A fire official said 12 children and one adult were taken to area hospitals in the aftermath of the crash, NBC Orlando affiliate WESH reported. Two people were treated at the scene.
The children had injuries ranging from minor to critical, officials said, adding that one child was pinned by the vehicle.
Police said a Dodge Durango crashed into another car, a Toyota Solara, that then struck the KinderCare building in Winter Park.
The Dodge fled the scene, but police were able to locate it hours later after the driver abandoned it outside of a house. Neighbors told WESH that they do not recognize the vehicle as one that is usually in the neighborhood.
The driver, 28-year-old Robert Alex Corchado, is not in custody, Florida Highway Patrol officials said.
Officials also told WESH Corchado allegedly rented a black Mazda SUV with a Florida license tag of CHR Q41 Wednesday evening.
Corchado’s criminal record is littered with drug charges, including the possession of cocaine and heroin with intent to sell, and careless driving charges, including a misdemeanor charge of leaving the scene of a crash that involved property damage.
More than 50 children were inside the daycare at the time of the crash, fire officials said.
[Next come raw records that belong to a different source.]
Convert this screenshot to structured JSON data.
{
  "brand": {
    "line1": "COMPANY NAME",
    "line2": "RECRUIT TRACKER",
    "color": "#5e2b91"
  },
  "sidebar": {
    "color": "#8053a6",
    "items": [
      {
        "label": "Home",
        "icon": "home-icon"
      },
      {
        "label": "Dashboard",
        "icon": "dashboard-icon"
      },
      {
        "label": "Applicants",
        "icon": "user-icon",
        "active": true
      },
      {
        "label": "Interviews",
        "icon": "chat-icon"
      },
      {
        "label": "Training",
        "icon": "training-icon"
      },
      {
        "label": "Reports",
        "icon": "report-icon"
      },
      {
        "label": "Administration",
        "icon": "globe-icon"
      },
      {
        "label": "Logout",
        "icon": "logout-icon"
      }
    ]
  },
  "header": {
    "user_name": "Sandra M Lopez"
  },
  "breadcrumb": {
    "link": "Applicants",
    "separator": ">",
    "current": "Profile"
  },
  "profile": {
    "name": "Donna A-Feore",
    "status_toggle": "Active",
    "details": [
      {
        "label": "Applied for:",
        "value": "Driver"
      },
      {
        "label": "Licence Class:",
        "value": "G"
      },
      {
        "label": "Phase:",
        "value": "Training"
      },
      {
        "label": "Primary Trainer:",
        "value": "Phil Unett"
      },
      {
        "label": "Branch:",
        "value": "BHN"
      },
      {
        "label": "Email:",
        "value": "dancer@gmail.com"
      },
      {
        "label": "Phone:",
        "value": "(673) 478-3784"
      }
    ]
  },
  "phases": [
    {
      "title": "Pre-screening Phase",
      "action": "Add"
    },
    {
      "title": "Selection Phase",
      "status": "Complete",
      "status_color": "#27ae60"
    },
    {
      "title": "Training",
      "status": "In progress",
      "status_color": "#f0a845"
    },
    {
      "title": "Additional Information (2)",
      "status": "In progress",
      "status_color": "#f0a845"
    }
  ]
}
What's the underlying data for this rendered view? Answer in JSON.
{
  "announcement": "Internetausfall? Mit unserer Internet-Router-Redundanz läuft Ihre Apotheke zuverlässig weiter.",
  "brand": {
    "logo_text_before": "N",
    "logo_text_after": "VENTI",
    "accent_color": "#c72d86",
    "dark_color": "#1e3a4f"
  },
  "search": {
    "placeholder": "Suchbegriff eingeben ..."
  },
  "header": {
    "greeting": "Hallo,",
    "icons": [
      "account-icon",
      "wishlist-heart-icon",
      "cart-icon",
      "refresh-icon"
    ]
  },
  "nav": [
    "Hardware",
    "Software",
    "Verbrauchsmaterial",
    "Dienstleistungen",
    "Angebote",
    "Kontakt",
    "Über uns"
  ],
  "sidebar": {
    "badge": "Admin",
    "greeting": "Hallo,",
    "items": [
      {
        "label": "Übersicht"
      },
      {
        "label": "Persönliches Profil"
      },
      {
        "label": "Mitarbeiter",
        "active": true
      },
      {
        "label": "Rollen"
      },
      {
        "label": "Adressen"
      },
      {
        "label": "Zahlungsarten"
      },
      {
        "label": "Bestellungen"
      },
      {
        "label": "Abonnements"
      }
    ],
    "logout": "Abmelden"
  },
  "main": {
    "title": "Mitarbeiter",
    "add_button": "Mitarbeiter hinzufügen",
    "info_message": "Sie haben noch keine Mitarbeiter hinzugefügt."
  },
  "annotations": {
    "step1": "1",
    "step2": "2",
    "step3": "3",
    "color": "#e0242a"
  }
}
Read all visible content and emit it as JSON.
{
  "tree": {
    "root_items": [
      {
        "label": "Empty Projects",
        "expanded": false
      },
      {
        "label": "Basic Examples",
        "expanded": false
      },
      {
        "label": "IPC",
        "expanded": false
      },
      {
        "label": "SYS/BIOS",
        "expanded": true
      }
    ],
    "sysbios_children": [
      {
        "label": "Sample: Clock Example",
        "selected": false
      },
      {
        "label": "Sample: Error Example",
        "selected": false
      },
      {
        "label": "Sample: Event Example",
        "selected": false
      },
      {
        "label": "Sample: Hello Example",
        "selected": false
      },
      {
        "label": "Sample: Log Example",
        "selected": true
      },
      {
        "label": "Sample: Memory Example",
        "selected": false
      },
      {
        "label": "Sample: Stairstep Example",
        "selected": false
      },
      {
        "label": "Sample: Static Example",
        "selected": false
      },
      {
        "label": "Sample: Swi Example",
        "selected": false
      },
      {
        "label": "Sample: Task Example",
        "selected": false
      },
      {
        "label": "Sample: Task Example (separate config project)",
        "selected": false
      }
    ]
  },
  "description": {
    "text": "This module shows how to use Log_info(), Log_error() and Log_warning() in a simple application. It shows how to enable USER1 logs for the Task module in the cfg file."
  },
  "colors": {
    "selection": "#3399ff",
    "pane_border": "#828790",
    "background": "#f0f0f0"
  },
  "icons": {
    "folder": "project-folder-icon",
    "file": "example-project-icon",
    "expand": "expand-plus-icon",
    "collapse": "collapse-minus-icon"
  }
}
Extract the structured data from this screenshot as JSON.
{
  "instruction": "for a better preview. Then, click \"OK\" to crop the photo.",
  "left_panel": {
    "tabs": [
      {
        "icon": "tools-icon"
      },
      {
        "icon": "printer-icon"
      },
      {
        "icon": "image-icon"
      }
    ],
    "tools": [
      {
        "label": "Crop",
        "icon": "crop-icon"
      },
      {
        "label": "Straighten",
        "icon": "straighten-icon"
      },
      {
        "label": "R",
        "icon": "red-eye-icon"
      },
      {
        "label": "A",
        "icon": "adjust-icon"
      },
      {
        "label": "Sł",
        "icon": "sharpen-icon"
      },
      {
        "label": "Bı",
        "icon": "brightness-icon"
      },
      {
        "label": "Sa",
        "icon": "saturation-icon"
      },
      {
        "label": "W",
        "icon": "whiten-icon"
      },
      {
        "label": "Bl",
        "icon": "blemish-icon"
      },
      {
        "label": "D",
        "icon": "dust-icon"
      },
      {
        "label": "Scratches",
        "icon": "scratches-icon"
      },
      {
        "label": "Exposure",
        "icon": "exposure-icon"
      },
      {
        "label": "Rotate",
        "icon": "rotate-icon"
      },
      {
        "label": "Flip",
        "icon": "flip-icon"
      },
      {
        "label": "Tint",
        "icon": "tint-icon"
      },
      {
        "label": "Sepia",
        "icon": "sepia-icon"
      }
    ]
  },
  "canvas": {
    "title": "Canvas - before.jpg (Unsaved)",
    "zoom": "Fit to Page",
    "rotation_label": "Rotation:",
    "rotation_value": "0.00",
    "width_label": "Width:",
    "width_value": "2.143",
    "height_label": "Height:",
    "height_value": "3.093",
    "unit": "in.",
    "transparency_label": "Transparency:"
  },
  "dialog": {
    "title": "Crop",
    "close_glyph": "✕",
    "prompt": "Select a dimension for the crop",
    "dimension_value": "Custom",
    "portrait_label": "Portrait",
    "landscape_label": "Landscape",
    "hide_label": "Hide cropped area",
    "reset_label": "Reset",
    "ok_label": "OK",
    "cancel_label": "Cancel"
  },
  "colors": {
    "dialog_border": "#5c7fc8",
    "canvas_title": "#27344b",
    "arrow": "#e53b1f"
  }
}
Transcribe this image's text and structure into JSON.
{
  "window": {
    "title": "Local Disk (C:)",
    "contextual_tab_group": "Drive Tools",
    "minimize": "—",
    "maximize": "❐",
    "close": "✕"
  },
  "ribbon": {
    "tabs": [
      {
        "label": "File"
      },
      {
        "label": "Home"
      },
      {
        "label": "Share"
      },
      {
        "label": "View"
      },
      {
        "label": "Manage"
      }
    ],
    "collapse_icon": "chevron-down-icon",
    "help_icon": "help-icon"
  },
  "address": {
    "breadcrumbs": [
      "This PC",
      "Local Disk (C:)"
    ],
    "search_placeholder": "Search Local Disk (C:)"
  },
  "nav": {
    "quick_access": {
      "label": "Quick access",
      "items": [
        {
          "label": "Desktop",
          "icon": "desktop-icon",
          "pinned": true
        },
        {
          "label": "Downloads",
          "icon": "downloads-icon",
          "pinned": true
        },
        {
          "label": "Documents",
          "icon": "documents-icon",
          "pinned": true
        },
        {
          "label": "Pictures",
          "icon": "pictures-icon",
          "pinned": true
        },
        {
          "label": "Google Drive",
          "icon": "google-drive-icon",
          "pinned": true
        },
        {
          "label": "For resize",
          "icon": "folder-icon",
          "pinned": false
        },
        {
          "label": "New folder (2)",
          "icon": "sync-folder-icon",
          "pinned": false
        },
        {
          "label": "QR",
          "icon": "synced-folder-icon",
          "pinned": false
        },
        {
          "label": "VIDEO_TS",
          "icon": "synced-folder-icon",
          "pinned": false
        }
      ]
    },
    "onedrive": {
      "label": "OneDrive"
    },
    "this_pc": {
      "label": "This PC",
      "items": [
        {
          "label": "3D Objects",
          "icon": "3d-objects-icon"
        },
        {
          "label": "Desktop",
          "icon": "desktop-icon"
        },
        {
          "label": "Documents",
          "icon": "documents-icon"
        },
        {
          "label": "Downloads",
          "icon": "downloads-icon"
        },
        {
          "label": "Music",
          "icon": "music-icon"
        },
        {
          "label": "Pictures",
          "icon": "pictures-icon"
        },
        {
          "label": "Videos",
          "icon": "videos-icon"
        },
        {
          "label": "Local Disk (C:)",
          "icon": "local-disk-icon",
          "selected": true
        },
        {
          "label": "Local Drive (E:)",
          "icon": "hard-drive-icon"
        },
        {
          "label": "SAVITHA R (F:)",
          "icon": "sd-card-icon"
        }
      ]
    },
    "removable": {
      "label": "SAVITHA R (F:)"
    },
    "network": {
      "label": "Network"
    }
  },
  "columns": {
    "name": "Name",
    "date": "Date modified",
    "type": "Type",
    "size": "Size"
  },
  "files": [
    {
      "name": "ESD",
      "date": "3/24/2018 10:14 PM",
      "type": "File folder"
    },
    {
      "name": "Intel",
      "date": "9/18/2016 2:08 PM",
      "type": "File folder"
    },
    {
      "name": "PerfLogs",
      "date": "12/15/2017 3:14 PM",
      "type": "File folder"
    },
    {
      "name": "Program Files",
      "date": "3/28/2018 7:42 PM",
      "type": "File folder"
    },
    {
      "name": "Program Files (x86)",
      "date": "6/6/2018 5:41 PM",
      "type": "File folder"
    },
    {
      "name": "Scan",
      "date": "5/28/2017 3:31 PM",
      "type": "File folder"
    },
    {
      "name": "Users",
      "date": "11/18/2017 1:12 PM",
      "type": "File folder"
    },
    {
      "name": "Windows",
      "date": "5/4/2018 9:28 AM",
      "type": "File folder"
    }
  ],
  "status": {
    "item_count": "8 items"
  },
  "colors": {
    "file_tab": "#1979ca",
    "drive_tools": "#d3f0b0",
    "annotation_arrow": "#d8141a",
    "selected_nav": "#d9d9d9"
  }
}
The children have been reunited with their parents.
Florida Department of Correction
Authorities are looking for Robert Corchado in connection with an incident Wednesday, April 9, 2014, where a car smashed into an Orlando, Fla.-area day care, killing a girl and injuring 14 others, at least a dozen of them children, authorities said.
"We are heartbroken that several of the children in our care and an adult were injured in an accident today," Colleen Moran, a spokeswoman for KinderCare, said in a statement.
"Our thoughts are with all of our families and staff, and we are pulling for those who have been injured to quickly recover from this tragic accident," she added.
The daycare tends to children aged 6 weeks to 12 years old.
—Becky Bratu and M. Alex Johnson
First published April 9 2014, 2:02 PM